Problem is MsRaye that they (TWC in general) don't care and if they send someone out to your house to try and fix the problem (that's what they do because the first level and second level support don't understand the issue) they end up charging you for a service call.
Hi JtmcbainI. You asked:
What device did you purchaseonline to fix theCEC issue and did it work ?
I never did try to use it because I created the fix after I ordered the device online and before it arrived at my house. However after receiving the device (Monoprice PID 9964 called an IR Extender and costs $25.45 plus shipping) I figured I didn't want to use it because:
1. The body of the adapters would not fit either my AV Receiver or the Arris DCX 3600-M so I can't connect it into either of these devices. I could use two HDMI cables with a female to female adapter and place this adapter in line with the cables but that was way to much work and I needed to go buy another set of cables from Costco (they have a package that contains two 6 foot cables and a female to female adapter).
2. There is a circuit in the adapters that is powered from the HDMI connection (maybe the +5v line on pin 18) and I just don't want to try to see how it works besides that I already had a solution. However there are good reviews of this device on the Monoprice site.
As far as I can see all I would have to do is use one of the end adapters from this pack and put the switch in the IR setting and that removes CEC from the loop.
Hi Jtmbain. You asked:
I would like to see what you did to fix this issue
This is a problem because I can't get a clear enough picture or video with the resolution needed to show the details but I will try to explain it here. When you look at the end of a HDMI cable you will see 19 small holes. These are the retaining holes for the 19 leaf spring pins that make up the contacts in the HDMI cable connector.
What I did was flatten pin 13 (the CEC pin) on one end of a HDMI cable so it would not come in contact with the socket when I plug it into the connection on my AV Receiver. I flattened the pin by using a very fine jewellers screwdriver (the blade of the screwdriver was no wider than the pin) and applied pressure to the pin. I started at the bottom of the pin and slowly ran the screwdriver up to the top of the pin applying even pressure. I knew it worked when I saw the end of the pin extending slightly out from the retainer hole. I verified that it would not make connection by using an ohm meter and a female to female adapter to check for continuity. NOTE that I did this with the cable disconnected from all devices.

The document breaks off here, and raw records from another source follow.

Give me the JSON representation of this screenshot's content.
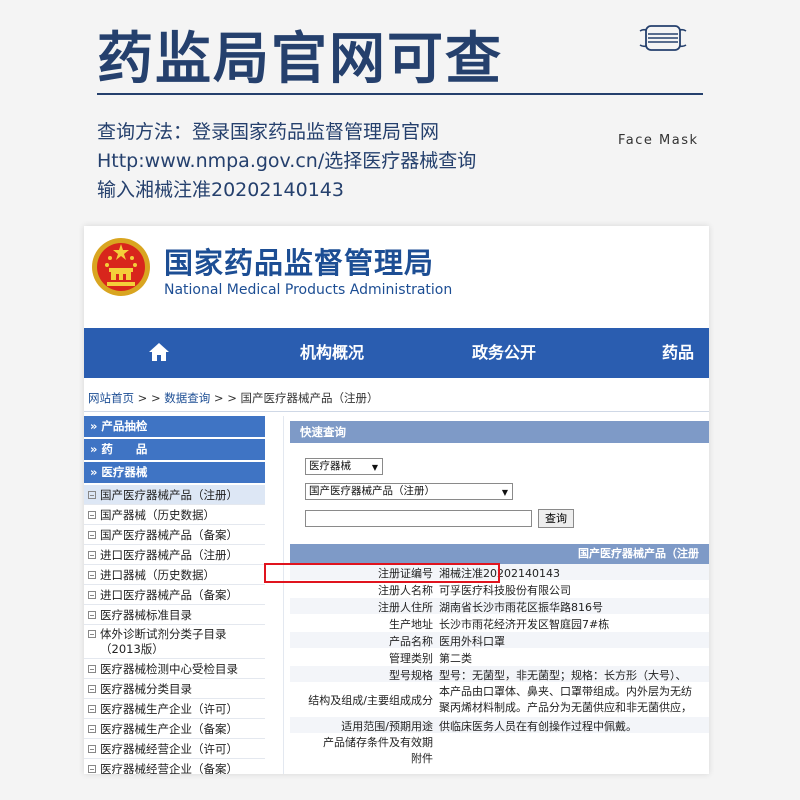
{
  "poster": {
    "title": "药监局官网可查",
    "instruction_lines": [
      "查询方法：登录国家药品监督管理局官网",
      "Http:www.nmpa.gov.cn/选择医疗器械查询",
      "输入湘械注准20202140143"
    ],
    "face_mask_label": "Face Mask",
    "icon": "face-mask-icon"
  },
  "site": {
    "name_cn": "国家药品监督管理局",
    "name_en": "National Medical Products Administration",
    "emblem_icon": "national-emblem-icon"
  },
  "nav": {
    "home_icon": "home-icon",
    "items": [
      "机构概况",
      "政务公开",
      "药品"
    ]
  },
  "breadcrumb": {
    "home": "网站首页",
    "query": "数据查询",
    "current": "国产医疗器械产品（注册）",
    "sep": " > > "
  },
  "sidebar": {
    "headers": [
      "» 产品抽检",
      "» 药　　品",
      "» 医疗器械"
    ],
    "items": [
      "国产医疗器械产品（注册）",
      "国产器械（历史数据）",
      "国产医疗器械产品（备案）",
      "进口医疗器械产品（注册）",
      "进口器械（历史数据）",
      "进口医疗器械产品（备案）",
      "医疗器械标准目录",
      "体外诊断试剂分类子目录（2013版）",
      "医疗器械检测中心受检目录",
      "医疗器械分类目录",
      "医疗器械生产企业（许可）",
      "医疗器械生产企业（备案）",
      "医疗器械经营企业（许可）",
      "医疗器械经营企业（备案）"
    ]
  },
  "quick_query": {
    "title": "快速查询",
    "select1": "医疗器械",
    "select2": "国产医疗器械产品（注册）",
    "input_value": "",
    "button": "查询"
  },
  "result": {
    "header": "国产医疗器械产品（注册",
    "rows": [
      {
        "label": "注册证编号",
        "value": "湘械注准20202140143"
      },
      {
        "label": "注册人名称",
        "value": "可孚医疗科技股份有限公司"
      },
      {
        "label": "注册人住所",
        "value": "湖南省长沙市雨花区振华路816号"
      },
      {
        "label": "生产地址",
        "value": "长沙市雨花经济开发区智庭园7#栋"
      },
      {
        "label": "产品名称",
        "value": "医用外科口罩"
      },
      {
        "label": "管理类别",
        "value": "第二类"
      },
      {
        "label": "型号规格",
        "value": "型号：无菌型，非无菌型；规格：长方形（大号）、"
      },
      {
        "label": "结构及组成/主要组成成分",
        "value": "本产品由口罩体、鼻夹、口罩带组成。内外层为无纺",
        "value2": "聚丙烯材料制成。产品分为无菌供应和非无菌供应，"
      },
      {
        "label": "适用范围/预期用途",
        "value": "供临床医务人员在有创操作过程中佩戴。"
      },
      {
        "label": "产品储存条件及有效期",
        "label2": "附件",
        "value": ""
      }
    ]
  },
  "colors": {
    "poster_navy": "#25406d",
    "nav_blue": "#2a5db0",
    "sidebar_blue": "#3f74c4",
    "panel_blue": "#7e9ac7",
    "highlight_red": "#e0141e"
  }
}
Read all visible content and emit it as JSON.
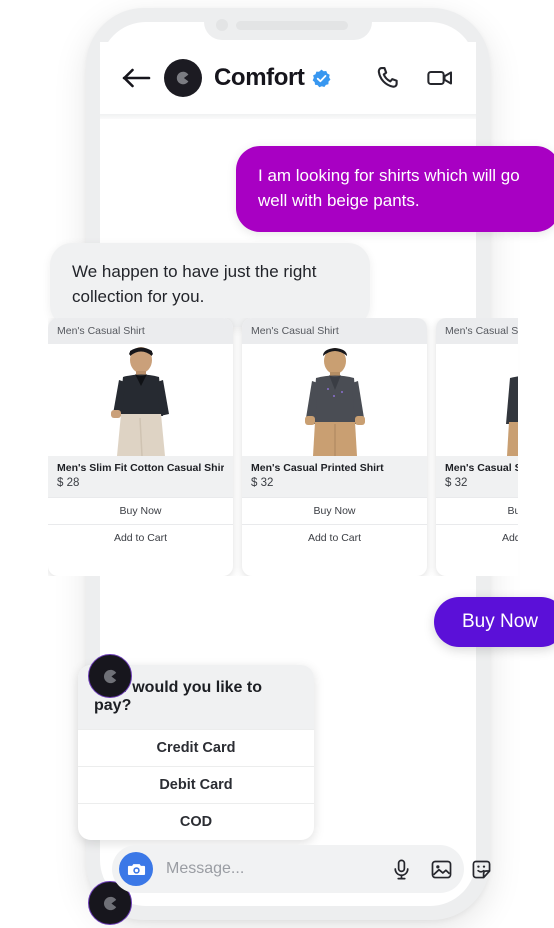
{
  "device": {
    "notch_camera": "camera-dot",
    "notch_speaker": "speaker-slot"
  },
  "header": {
    "back_icon": "back-arrow-icon",
    "avatar_icon": "brand-c-logo",
    "title": "Comfort",
    "verified_icon": "verified-badge-icon",
    "call_icon": "phone-icon",
    "video_icon": "video-camera-icon"
  },
  "messages": {
    "user": "I am looking for shirts which will go well with beige pants.",
    "bot": "We happen to have just the right collection for you."
  },
  "carousel": {
    "cards": [
      {
        "header": "Men's Casual Shirt",
        "title": "Men's Slim Fit Cotton Casual Shirt",
        "price": "$ 28",
        "buy_label": "Buy Now",
        "cart_label": "Add to Cart",
        "shirt_color": "#262a31",
        "pants_color": "#ded3c4"
      },
      {
        "header": "Men's Casual Shirt",
        "title": "Men's Casual Printed Shirt",
        "price": "$ 32",
        "buy_label": "Buy Now",
        "cart_label": "Add to Cart",
        "shirt_color": "#4a4d54",
        "pants_color": "#c59a6d"
      },
      {
        "header": "Men's Casual Shirt",
        "title": "Men's Casual Shirt",
        "price": "$ 32",
        "buy_label": "Buy Now",
        "cart_label": "Add to Cart",
        "shirt_color": "#32363d",
        "pants_color": "#c99f72"
      }
    ]
  },
  "buy_now_pill": {
    "label": "Buy Now"
  },
  "payment": {
    "question": "How would you like to pay?",
    "options": [
      "Credit Card",
      "Debit Card",
      "COD"
    ]
  },
  "side_badges": {
    "icon": "brand-c-logo"
  },
  "input_bar": {
    "camera_icon": "camera-icon",
    "placeholder": "Message...",
    "value": "",
    "mic_icon": "microphone-icon",
    "gallery_icon": "image-icon",
    "sticker_icon": "sticker-icon"
  },
  "colors": {
    "user_bubble": "#a800c3",
    "bot_bubble": "#f0f1f2",
    "buy_pill": "#5b10d8",
    "verified_blue": "#3897f0",
    "camera_blue": "#3b78e7",
    "phone_frame": "#edeeef"
  }
}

The pins inside the connector on the cable are actually leaf spring electrical contacts and what I did was take the 'springyness' out of the contact so that it no longer makes connection. You only need to do this on one end.
I then used that HDMI cable between the DCX 3600-M and my AV Receiver placing the modified end at my AV Receiver and Voila - the DCX 3600-M is out of the CEC loop.
There may be other ways to ensure pin 13 is out of the circuit. For instance I tried to use a small wad of paper as an insulator for the contact but it kept moving around and dropping out before I could get it plugged into my AV Receiver.
By the way I ruined 2 HDMI cables before I finally hit on my solution. Thank goodness they are pretty cheap at Costco.
You can reference the correct pin assignments and look at a good picture of the end of a HDMI connector on the HDMI.org site:
I hope this helps you out.
I personally have not encountered a 'skip forward 30 second' feature on any of the DVRs from Time Warner. They have a skip back button that skips you back 30 seconds. What I do to skip through commercials when I am watching a show that I have recorded is to use the fast forward button. This works well for me when coupled with the "DVR Compensation" set to medium that way if I overshoot the end of the commercial it jumps back about 10 seconds. You catch the end of the commercial but still get the start of the next scene. You set the DVR Compensation by using your remote and pressing the "settings" button then go to the "Display" menu, DVR Compensation option.
With regard to your 'complex setup' with many cables, I managed to skinny down my installation when I updated my equipment so that everything had an HDMI connection on it. I went from 26 cables of various types down to 5 HDMI cables.
The simple solution to break pin 13 is to use a HDMI to DVI-D cable and then a DVI-D to HDMI adapter
The CEC pin does not exist in a DVI-D and won't get passed thru